» WHAT YOU WILL DO: Search the records for "Excluding" and copy each line that holds it.

▽

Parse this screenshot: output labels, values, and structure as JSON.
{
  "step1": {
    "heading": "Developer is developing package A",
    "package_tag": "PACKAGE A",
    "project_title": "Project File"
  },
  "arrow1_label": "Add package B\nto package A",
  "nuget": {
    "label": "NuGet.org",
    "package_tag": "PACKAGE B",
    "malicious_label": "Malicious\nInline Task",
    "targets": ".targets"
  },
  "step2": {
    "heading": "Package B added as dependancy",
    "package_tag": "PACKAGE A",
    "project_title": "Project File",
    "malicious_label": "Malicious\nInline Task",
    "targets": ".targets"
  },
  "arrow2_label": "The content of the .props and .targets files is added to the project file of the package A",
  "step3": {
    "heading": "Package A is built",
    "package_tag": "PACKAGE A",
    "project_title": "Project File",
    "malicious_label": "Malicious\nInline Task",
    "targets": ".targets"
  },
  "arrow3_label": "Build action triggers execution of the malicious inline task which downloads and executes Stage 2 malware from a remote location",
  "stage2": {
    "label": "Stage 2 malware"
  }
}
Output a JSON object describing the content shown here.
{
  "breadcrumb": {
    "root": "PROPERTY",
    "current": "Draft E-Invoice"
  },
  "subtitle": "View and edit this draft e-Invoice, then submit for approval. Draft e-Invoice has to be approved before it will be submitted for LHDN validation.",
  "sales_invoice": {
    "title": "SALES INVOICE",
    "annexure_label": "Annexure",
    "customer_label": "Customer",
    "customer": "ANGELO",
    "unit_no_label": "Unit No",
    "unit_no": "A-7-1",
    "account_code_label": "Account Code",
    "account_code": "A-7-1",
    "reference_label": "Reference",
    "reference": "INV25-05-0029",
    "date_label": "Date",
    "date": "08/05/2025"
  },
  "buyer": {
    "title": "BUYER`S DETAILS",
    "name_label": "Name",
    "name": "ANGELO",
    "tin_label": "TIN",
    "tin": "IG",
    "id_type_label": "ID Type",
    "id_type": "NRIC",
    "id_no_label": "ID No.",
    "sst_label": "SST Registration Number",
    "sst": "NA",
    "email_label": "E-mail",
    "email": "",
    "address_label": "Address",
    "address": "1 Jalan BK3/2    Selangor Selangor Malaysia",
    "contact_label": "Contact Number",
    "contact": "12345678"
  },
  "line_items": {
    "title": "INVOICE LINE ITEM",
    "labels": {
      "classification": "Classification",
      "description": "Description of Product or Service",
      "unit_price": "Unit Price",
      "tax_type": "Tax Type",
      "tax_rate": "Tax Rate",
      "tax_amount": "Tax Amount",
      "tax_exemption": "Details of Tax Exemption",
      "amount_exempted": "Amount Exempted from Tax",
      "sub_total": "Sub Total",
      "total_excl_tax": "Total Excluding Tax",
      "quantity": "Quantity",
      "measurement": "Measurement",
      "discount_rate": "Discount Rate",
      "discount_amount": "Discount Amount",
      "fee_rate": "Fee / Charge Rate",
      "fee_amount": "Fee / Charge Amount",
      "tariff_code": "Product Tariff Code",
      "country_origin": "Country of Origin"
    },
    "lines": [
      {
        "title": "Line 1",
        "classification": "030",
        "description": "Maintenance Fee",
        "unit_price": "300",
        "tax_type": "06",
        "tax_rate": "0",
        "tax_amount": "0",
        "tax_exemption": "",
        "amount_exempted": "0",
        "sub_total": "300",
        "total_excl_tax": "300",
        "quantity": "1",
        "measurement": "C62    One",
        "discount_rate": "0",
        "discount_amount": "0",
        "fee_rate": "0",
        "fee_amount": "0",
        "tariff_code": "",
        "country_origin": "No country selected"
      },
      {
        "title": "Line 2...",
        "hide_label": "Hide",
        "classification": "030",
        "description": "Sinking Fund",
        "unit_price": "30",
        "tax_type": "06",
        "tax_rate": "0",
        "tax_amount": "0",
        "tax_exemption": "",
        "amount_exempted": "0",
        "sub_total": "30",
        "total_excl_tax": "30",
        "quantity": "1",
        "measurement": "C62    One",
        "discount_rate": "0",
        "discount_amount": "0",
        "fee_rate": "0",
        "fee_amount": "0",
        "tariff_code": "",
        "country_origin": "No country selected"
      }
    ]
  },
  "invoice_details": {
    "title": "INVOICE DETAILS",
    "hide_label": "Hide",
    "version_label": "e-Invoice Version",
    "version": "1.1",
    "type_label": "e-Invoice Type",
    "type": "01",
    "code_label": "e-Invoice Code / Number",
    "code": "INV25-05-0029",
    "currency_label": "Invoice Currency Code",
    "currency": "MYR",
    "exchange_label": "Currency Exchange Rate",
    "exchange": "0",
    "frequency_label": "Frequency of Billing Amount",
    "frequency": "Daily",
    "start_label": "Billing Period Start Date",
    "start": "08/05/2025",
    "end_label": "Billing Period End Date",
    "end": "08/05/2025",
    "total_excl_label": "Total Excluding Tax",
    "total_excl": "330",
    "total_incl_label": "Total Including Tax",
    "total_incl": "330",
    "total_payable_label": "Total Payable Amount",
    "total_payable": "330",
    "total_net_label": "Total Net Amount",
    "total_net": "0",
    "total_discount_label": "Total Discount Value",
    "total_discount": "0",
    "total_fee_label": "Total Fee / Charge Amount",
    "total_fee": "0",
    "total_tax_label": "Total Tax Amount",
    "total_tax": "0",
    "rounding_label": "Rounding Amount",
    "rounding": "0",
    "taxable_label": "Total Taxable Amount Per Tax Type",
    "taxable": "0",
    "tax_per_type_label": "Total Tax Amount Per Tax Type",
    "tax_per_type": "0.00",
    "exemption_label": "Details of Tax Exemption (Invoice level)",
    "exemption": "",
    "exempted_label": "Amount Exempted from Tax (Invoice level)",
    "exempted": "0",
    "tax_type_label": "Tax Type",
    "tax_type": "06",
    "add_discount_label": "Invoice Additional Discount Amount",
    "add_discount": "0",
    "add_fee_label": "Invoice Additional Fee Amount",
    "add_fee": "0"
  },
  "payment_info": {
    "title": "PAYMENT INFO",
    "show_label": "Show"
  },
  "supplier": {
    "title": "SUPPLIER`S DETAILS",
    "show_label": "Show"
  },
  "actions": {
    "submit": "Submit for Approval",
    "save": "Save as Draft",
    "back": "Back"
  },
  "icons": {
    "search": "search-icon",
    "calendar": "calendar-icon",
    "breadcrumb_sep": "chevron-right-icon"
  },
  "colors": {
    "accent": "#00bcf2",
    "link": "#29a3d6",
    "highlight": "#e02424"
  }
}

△

» WRITTEN ANSWER:
      "total_excl_tax": "Total Excluding Tax",
    "total_excl_label": "Total Excluding Tax",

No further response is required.